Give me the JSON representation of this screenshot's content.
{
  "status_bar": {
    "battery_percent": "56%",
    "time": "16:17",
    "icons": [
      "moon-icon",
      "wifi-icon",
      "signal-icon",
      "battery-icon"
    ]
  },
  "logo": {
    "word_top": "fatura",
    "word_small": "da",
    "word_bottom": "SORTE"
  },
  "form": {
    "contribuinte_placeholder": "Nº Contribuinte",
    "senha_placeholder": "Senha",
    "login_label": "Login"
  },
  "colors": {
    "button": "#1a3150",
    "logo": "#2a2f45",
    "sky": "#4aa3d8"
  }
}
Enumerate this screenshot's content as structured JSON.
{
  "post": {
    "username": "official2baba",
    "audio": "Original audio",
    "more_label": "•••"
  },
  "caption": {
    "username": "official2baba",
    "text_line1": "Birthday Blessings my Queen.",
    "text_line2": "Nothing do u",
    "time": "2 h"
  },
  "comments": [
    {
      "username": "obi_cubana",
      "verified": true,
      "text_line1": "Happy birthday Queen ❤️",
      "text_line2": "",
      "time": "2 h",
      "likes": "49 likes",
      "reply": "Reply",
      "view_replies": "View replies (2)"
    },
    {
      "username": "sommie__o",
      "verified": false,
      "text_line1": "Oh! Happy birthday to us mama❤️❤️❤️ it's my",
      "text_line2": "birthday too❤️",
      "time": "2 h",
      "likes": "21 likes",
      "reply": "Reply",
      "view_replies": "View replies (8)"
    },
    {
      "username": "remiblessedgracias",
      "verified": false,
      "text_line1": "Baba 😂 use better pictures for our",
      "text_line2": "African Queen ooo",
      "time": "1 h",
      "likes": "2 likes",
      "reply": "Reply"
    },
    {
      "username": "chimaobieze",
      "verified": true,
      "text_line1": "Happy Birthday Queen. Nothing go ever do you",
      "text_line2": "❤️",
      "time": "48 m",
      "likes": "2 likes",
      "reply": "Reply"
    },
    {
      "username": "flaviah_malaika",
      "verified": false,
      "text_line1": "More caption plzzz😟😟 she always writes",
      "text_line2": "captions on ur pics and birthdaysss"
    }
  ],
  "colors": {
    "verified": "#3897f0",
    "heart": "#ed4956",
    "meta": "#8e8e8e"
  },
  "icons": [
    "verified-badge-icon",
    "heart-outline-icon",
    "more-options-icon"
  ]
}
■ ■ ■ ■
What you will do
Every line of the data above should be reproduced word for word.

Response below
Give me the JSON representation of this screenshot's content.
{
  "status_bar": {
    "battery_percent": "56%",
    "time": "16:17",
    "icons": [
      "moon-icon",
      "wifi-icon",
      "signal-icon",
      "battery-icon"
    ]
  },
  "logo": {
    "word_top": "fatura",
    "word_small": "da",
    "word_bottom": "SORTE"
  },
  "form": {
    "contribuinte_placeholder": "Nº Contribuinte",
    "senha_placeholder": "Senha",
    "login_label": "Login"
  },
  "colors": {
    "button": "#1a3150",
    "logo": "#2a2f45",
    "sky": "#4aa3d8"
  }
}
Enumerate this screenshot's content as structured JSON.
{
  "post": {
    "username": "official2baba",
    "audio": "Original audio",
    "more_label": "•••"
  },
  "caption": {
    "username": "official2baba",
    "text_line1": "Birthday Blessings my Queen.",
    "text_line2": "Nothing do u",
    "time": "2 h"
  },
  "comments": [
    {
      "username": "obi_cubana",
      "verified": true,
      "text_line1": "Happy birthday Queen ❤️",
      "text_line2": "",
      "time": "2 h",
      "likes": "49 likes",
      "reply": "Reply",
      "view_replies": "View replies (2)"
    },
    {
      "username": "sommie__o",
      "verified": false,
      "text_line1": "Oh! Happy birthday to us mama❤️❤️❤️ it's my",
      "text_line2": "birthday too❤️",
      "time": "2 h",
      "likes": "21 likes",
      "reply": "Reply",
      "view_replies": "View replies (8)"
    },
    {
      "username": "remiblessedgracias",
      "verified": false,
      "text_line1": "Baba 😂 use better pictures for our",
      "text_line2": "African Queen ooo",
      "time": "1 h",
      "likes": "2 likes",
      "reply": "Reply"
    },
    {
      "username": "chimaobieze",
      "verified": true,
      "text_line1": "Happy Birthday Queen. Nothing go ever do you",
      "text_line2": "❤️",
      "time": "48 m",
      "likes": "2 likes",
      "reply": "Reply"
    },
    {
      "username": "flaviah_malaika",
      "verified": false,
      "text_line1": "More caption plzzz😟😟 she always writes",
      "text_line2": "captions on ur pics and birthdaysss"
    }
  ],
  "colors": {
    "verified": "#3897f0",
    "heart": "#ed4956",
    "meta": "#8e8e8e"
  },
  "icons": [
    "verified-badge-icon",
    "heart-outline-icon",
    "more-options-icon"
  ]
}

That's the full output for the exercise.